I then began to explore. Essentially the upper floors are mostly open to overnight guests. However, I deduced that during public opening hours and especially at peak times in the afternoon, it is not advisable to wander too far from the guest wing. I figured this because shortly after settling in I walked around and along the corridors until I was stopped and though I showed my keys I was told I couldn’t roam the wooded floored areas/ historic residential wings (the cook lady had to find a young monk who spoke English) he then informed me of the basic rules which are simple common sense rules when visiting a religious site. But later in the afternoon and through the evening and the following morning I tried roaming to the historic wings again, and no one stopped me. And the same English speaking monk and cook lady walked past me a few times and didnt tell me to go back or that I didnt belong. My guess is that they would rather not have mass public see random people upstairs and think they too can bypass the roped off stairs and go upstairs for views, which I totally understand and respect.

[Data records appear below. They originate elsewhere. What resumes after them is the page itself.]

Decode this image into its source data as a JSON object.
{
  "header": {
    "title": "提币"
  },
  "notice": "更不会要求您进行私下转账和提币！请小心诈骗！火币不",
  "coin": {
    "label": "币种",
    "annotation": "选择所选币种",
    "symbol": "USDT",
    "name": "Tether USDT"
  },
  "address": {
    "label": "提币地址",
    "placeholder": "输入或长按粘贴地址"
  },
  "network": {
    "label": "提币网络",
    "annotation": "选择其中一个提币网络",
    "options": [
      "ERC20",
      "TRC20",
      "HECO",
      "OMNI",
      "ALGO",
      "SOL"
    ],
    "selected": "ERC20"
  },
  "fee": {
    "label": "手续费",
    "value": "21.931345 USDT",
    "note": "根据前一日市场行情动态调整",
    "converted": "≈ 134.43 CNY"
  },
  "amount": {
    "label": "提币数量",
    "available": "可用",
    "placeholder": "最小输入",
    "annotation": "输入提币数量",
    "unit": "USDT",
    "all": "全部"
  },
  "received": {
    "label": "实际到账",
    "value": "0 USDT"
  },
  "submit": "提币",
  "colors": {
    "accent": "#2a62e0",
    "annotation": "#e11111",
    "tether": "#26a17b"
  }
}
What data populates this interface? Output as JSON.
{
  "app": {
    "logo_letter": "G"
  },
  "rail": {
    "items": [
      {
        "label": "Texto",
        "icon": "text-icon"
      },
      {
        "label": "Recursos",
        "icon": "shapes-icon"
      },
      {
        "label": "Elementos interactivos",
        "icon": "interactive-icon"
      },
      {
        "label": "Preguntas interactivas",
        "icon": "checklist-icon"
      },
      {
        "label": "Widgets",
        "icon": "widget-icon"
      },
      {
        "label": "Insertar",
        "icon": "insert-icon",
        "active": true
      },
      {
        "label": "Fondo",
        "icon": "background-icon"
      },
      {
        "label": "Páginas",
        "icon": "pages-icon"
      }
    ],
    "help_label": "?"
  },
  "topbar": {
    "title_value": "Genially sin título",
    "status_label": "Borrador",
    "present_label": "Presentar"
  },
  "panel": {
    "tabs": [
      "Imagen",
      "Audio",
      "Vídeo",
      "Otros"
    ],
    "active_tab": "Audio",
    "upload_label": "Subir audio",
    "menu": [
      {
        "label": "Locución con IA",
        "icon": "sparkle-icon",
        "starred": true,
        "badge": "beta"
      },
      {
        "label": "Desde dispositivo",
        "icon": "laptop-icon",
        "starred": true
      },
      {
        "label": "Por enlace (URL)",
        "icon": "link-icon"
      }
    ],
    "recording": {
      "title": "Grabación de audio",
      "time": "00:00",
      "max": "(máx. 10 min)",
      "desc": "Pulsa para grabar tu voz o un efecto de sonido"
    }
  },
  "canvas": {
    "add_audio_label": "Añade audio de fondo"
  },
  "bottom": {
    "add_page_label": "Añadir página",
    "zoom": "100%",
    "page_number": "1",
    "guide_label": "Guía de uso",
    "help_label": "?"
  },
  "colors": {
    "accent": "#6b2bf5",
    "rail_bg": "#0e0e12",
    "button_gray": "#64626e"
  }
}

I basically spent my time wandering the halls, sitting in various nooks with seating, did some reading, day dreamed/ meditated, and breathed in the fresh and crisp Bulgarian mountain air. I also did walk through some of the pathways around the monastery to the river below and there are some open seating areas, also a great respite from the crowds. Drinking the water from the fountains that run from the river head was also very nice. I also had a massive lunch at the only nearby restaurant open. The serenity and magic really started kicking in around 6-7PM when most crowds had departed, in the summers the doors remain open from 8AM until 8PM with a few tourists/locals that wander through before 10AM and after 6PM. Once they are gone it is just the monks and overnight guests. I was the only tourist staying overnight that night alongside a handful of local pilgrims. It was unreal.
A bizarre rule that was in place when I was there was that to visit the historic stone tower, you needed to be in a group of at least 3 people before the museum would let you purchase tickets to climb up. Not sure if this still is the case but it was strange.
You do not come here expecting anything gourmet. In fact there are very few options. There is the Monastery Bakery right outside the North Gate that runs from 9:30AM to about 3PM. For a whopping 1 Leva you can get a Mekitsi, Bulgarian Donut, with self serve powdered sugar. You can also order with jam/nutella and they sell water/sodas/ nescafe. No English menus. But the coupmle running the spot are very nice and understand what tourists are there to eat. I had this as a snack in the afternoon as well as my breakfast. Do not expect anything from the nescafe, once again, a means to an end.
Just down the street from the bakery is a restaurant. They do have English menus here, and the staff speak a bit of English. Here I ordered housemade Bulgarian sausage, Monastery Bread (delicious but massive), French fries (menu said potato garnished with white cheese), Katak: cheese/roasted pepper/garlic appetizer, and Bulgarian Beer. All for 37 Leva.
It really is hard to describe the experience of being at the monastery after hours and being nearly the only human as far as the eye could see. While I am not religious or Orthodox Christian, or Christian at all, the place felt welcoming, peaceful and just sitting there staring out towards the mountains the flank the monastery, breathing in the fresh air and listening to the winds and leaves blow, was very restorative and meditative. It is something to experience for sure, and is truly a unique one at that.